Living Out the Vision of Jesus

 
This is probably my 12th time through Year A of the lectionary which features the Gospel
according to Matthew. I’m noticing how over the years the commentators who are finding out
more about the history of the first century when Matthew was written are finding again and
again how difficult it was for the early Christians.
 
It is presumed that Matthew was with a community of Christians who were devoted to the
Lord, but who needed encouragement to not give up and to stay with Jesus and the Christian
religion. More and more commentators are seeing the really tough time they had as they dealt
with persecution from Romans and Jews for bearing the name of Christ. Matthew reads a little
differently when you see the book and the words of Matthew and Jesus against a background of
enmity, not just as a personal challenge against the devil and one’s own tendency to wander
away and do sinful things.
 
Even in the first century the relations between the Christian church at the governmental
authorities went back and forth. Sometimes they were friendlier. Different Roman emperors saw
some good in Christians; others didn’t. Over the years since then, Christians have had a variety
of relations with the culture at large and government. Sometimes they have been quite cozy,
and sometimes there has been persecution and groups needing to flee such as early Christians
to Syria, Pilgrims from England to America, and some Lutherans from Germany to Perry
County, MO.
 
In the United States the relationship between religion and Christianity has been a kind
dance with some times being like close-together slow dances, and other times being like fast
dances with no touching and lots of foot work dancing around each other. Over the past 75
years the dance has continued. Sometimes, especially earlier on, there was much closeness,
and patriotism and Christianity went closely together. In time when issues have arisen and
Christians have expressed concerns about issues such as racism, quality of health, poverty,
participation in war, gender rights, immigration, and sanctuary, the dance has been more lively,
with not so much close touching and with some creative tension between the partners.
 
We are reminded by Matthew that this is nothing new for Christians.
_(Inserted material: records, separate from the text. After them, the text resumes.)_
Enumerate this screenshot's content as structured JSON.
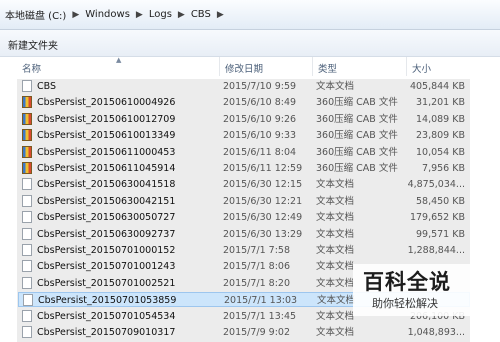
{
  "breadcrumb": [
    "本地磁盘 (C:)",
    "Windows",
    "Logs",
    "CBS"
  ],
  "toolbar": {
    "new_folder": "新建文件夹"
  },
  "columns": {
    "name": "名称",
    "date": "修改日期",
    "type": "类型",
    "size": "大小"
  },
  "files": [
    {
      "name": "CBS",
      "date": "2015/7/10 9:59",
      "type": "文本文档",
      "size": "405,844 KB",
      "icon": "text-file-icon"
    },
    {
      "name": "CbsPersist_20150610004926",
      "date": "2015/6/10 8:49",
      "type": "360压缩 CAB 文件",
      "size": "31,201 KB",
      "icon": "cab-archive-icon"
    },
    {
      "name": "CbsPersist_20150610012709",
      "date": "2015/6/10 9:26",
      "type": "360压缩 CAB 文件",
      "size": "14,089 KB",
      "icon": "cab-archive-icon"
    },
    {
      "name": "CbsPersist_20150610013349",
      "date": "2015/6/10 9:33",
      "type": "360压缩 CAB 文件",
      "size": "23,809 KB",
      "icon": "cab-archive-icon"
    },
    {
      "name": "CbsPersist_20150611000453",
      "date": "2015/6/11 8:04",
      "type": "360压缩 CAB 文件",
      "size": "10,054 KB",
      "icon": "cab-archive-icon"
    },
    {
      "name": "CbsPersist_20150611045914",
      "date": "2015/6/11 12:59",
      "type": "360压缩 CAB 文件",
      "size": "7,956 KB",
      "icon": "cab-archive-icon"
    },
    {
      "name": "CbsPersist_20150630041518",
      "date": "2015/6/30 12:15",
      "type": "文本文档",
      "size": "4,875,034...",
      "icon": "text-file-icon"
    },
    {
      "name": "CbsPersist_20150630042151",
      "date": "2015/6/30 12:21",
      "type": "文本文档",
      "size": "58,450 KB",
      "icon": "text-file-icon"
    },
    {
      "name": "CbsPersist_20150630050727",
      "date": "2015/6/30 12:49",
      "type": "文本文档",
      "size": "179,652 KB",
      "icon": "text-file-icon"
    },
    {
      "name": "CbsPersist_20150630092737",
      "date": "2015/6/30 13:29",
      "type": "文本文档",
      "size": "99,571 KB",
      "icon": "text-file-icon"
    },
    {
      "name": "CbsPersist_20150701000152",
      "date": "2015/7/1 7:58",
      "type": "文本文档",
      "size": "1,288,844...",
      "icon": "text-file-icon"
    },
    {
      "name": "CbsPersist_20150701001243",
      "date": "2015/7/1 8:06",
      "type": "文本文档",
      "size": "",
      "icon": "text-file-icon"
    },
    {
      "name": "CbsPersist_20150701002521",
      "date": "2015/7/1 8:20",
      "type": "文本文档",
      "size": "",
      "icon": "text-file-icon"
    },
    {
      "name": "CbsPersist_20150701053859",
      "date": "2015/7/1 13:03",
      "type": "文本文档",
      "size": "",
      "icon": "text-file-icon",
      "selected": true
    },
    {
      "name": "CbsPersist_20150701054534",
      "date": "2015/7/1 13:45",
      "type": "文本文档",
      "size": "206,100 KB",
      "icon": "text-file-icon"
    },
    {
      "name": "CbsPersist_20150709010317",
      "date": "2015/7/9 9:02",
      "type": "文本文档",
      "size": "1,048,893...",
      "icon": "text-file-icon"
    }
  ],
  "watermark": {
    "title": "百科全说",
    "subtitle": "助你轻松解决"
  }
}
Living out the vision
of Jesus is never easy in the world, and often it is counter to the values around it. We see in the
Matthew the encouragement to the faith that while it receives its signals from a source beyond
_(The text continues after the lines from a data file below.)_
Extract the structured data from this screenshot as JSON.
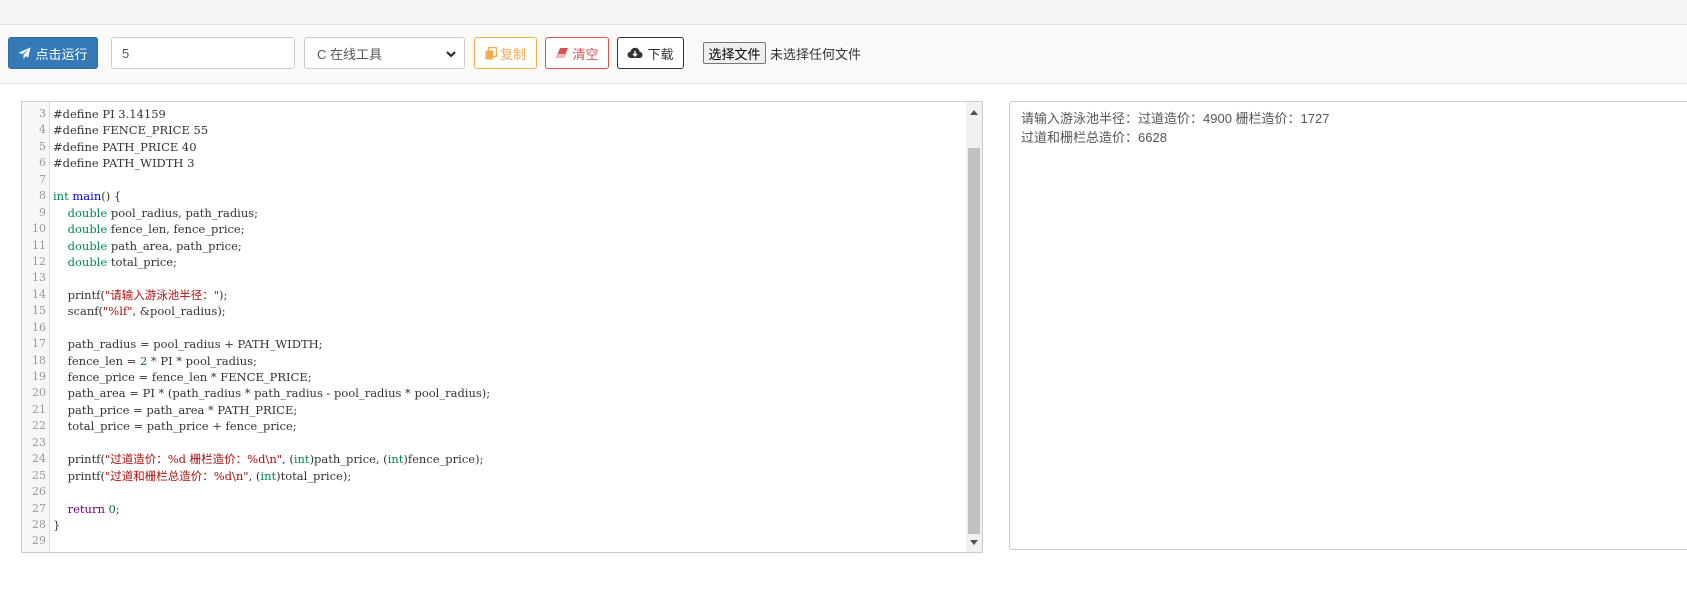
{
  "toolbar": {
    "run_label": "点击运行",
    "stdin_value": "5",
    "language_selected": "C 在线工具",
    "copy_label": "复制",
    "clear_label": "清空",
    "download_label": "下载",
    "file_button_label": "选择文件",
    "file_status": "未选择任何文件"
  },
  "icons": {
    "run": "paper-plane-icon",
    "copy": "copy-icon",
    "clear": "eraser-icon",
    "download": "cloud-download-icon"
  },
  "colors": {
    "run_button": "#337ab7",
    "copy_button": "#f0ad4e",
    "clear_button": "#d9534f",
    "keyword": "#770088",
    "type": "#008855",
    "function": "#0000ff",
    "string": "#aa1111",
    "number": "#116644"
  },
  "editor": {
    "lines": [
      {
        "n": "3",
        "tokens": [
          {
            "t": "#define PI 3.14159",
            "c": ""
          }
        ]
      },
      {
        "n": "4",
        "tokens": [
          {
            "t": "#define FENCE_PRICE 55",
            "c": ""
          }
        ]
      },
      {
        "n": "5",
        "tokens": [
          {
            "t": "#define PATH_PRICE 40",
            "c": ""
          }
        ]
      },
      {
        "n": "6",
        "tokens": [
          {
            "t": "#define PATH_WIDTH 3",
            "c": ""
          }
        ]
      },
      {
        "n": "7",
        "tokens": []
      },
      {
        "n": "8",
        "tokens": [
          {
            "t": "int",
            "c": "ty"
          },
          {
            "t": " ",
            "c": ""
          },
          {
            "t": "main",
            "c": "fn"
          },
          {
            "t": "() {",
            "c": ""
          }
        ]
      },
      {
        "n": "9",
        "tokens": [
          {
            "t": "    ",
            "c": ""
          },
          {
            "t": "double",
            "c": "ty"
          },
          {
            "t": " pool_radius, path_radius;",
            "c": ""
          }
        ]
      },
      {
        "n": "10",
        "tokens": [
          {
            "t": "    ",
            "c": ""
          },
          {
            "t": "double",
            "c": "ty"
          },
          {
            "t": " fence_len, fence_price;",
            "c": ""
          }
        ]
      },
      {
        "n": "11",
        "tokens": [
          {
            "t": "    ",
            "c": ""
          },
          {
            "t": "double",
            "c": "ty"
          },
          {
            "t": " path_area, path_price;",
            "c": ""
          }
        ]
      },
      {
        "n": "12",
        "tokens": [
          {
            "t": "    ",
            "c": ""
          },
          {
            "t": "double",
            "c": "ty"
          },
          {
            "t": " total_price;",
            "c": ""
          }
        ]
      },
      {
        "n": "13",
        "tokens": []
      },
      {
        "n": "14",
        "tokens": [
          {
            "t": "    printf(",
            "c": ""
          },
          {
            "t": "\"请输入游泳池半径：\"",
            "c": "st"
          },
          {
            "t": ");",
            "c": ""
          }
        ]
      },
      {
        "n": "15",
        "tokens": [
          {
            "t": "    scanf(",
            "c": ""
          },
          {
            "t": "\"%lf\"",
            "c": "st"
          },
          {
            "t": ", &pool_radius);",
            "c": ""
          }
        ]
      },
      {
        "n": "16",
        "tokens": []
      },
      {
        "n": "17",
        "tokens": [
          {
            "t": "    path_radius = pool_radius + PATH_WIDTH;",
            "c": ""
          }
        ]
      },
      {
        "n": "18",
        "tokens": [
          {
            "t": "    fence_len = ",
            "c": ""
          },
          {
            "t": "2",
            "c": "nm"
          },
          {
            "t": " * PI * pool_radius;",
            "c": ""
          }
        ]
      },
      {
        "n": "19",
        "tokens": [
          {
            "t": "    fence_price = fence_len * FENCE_PRICE;",
            "c": ""
          }
        ]
      },
      {
        "n": "20",
        "tokens": [
          {
            "t": "    path_area = PI * (path_radius * path_radius - pool_radius * pool_radius);",
            "c": ""
          }
        ]
      },
      {
        "n": "21",
        "tokens": [
          {
            "t": "    path_price = path_area * PATH_PRICE;",
            "c": ""
          }
        ]
      },
      {
        "n": "22",
        "tokens": [
          {
            "t": "    total_price = path_price + fence_price;",
            "c": ""
          }
        ]
      },
      {
        "n": "23",
        "tokens": []
      },
      {
        "n": "24",
        "tokens": [
          {
            "t": "    printf(",
            "c": ""
          },
          {
            "t": "\"过道造价：%d 栅栏造价：%d\\n\"",
            "c": "st"
          },
          {
            "t": ", (",
            "c": ""
          },
          {
            "t": "int",
            "c": "ty"
          },
          {
            "t": ")path_price, (",
            "c": ""
          },
          {
            "t": "int",
            "c": "ty"
          },
          {
            "t": ")fence_price);",
            "c": ""
          }
        ]
      },
      {
        "n": "25",
        "tokens": [
          {
            "t": "    printf(",
            "c": ""
          },
          {
            "t": "\"过道和栅栏总造价：%d\\n\"",
            "c": "st"
          },
          {
            "t": ", (",
            "c": ""
          },
          {
            "t": "int",
            "c": "ty"
          },
          {
            "t": ")total_price);",
            "c": ""
          }
        ]
      },
      {
        "n": "26",
        "tokens": []
      },
      {
        "n": "27",
        "tokens": [
          {
            "t": "    ",
            "c": ""
          },
          {
            "t": "return",
            "c": "kw"
          },
          {
            "t": " ",
            "c": ""
          },
          {
            "t": "0",
            "c": "nm"
          },
          {
            "t": ";",
            "c": ""
          }
        ]
      },
      {
        "n": "28",
        "tokens": [
          {
            "t": "}",
            "c": ""
          }
        ]
      },
      {
        "n": "29",
        "tokens": []
      }
    ]
  },
  "output": {
    "lines": [
      "请输入游泳池半径：过道造价：4900 栅栏造价：1727",
      "过道和栅栏总造价：6628"
    ]
  }
}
the earth, and its success isn’t always seen in terms of earthly values, there is a promise that
comes from the resurrection of Jesus, that new and good life emerges and can be lived out in
the midst of times of change and even times of repression.
 
It is a hope that we are called to, and it requires encouragement from every direction—
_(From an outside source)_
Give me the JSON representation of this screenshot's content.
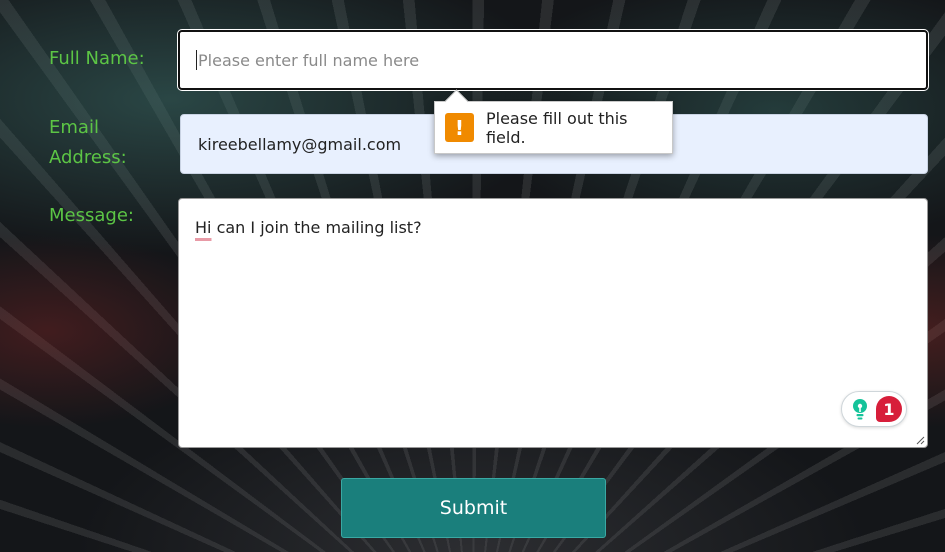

gospels and scripture, worship, prayer, hymns, the saints before, and each other to maintain it,
to keep it, and to grow in it. May we be encouraged by our church life together to keep hope and
to live as Christ calls us to be his presence in the world.
 
Peace in Christ,
Pr. Keith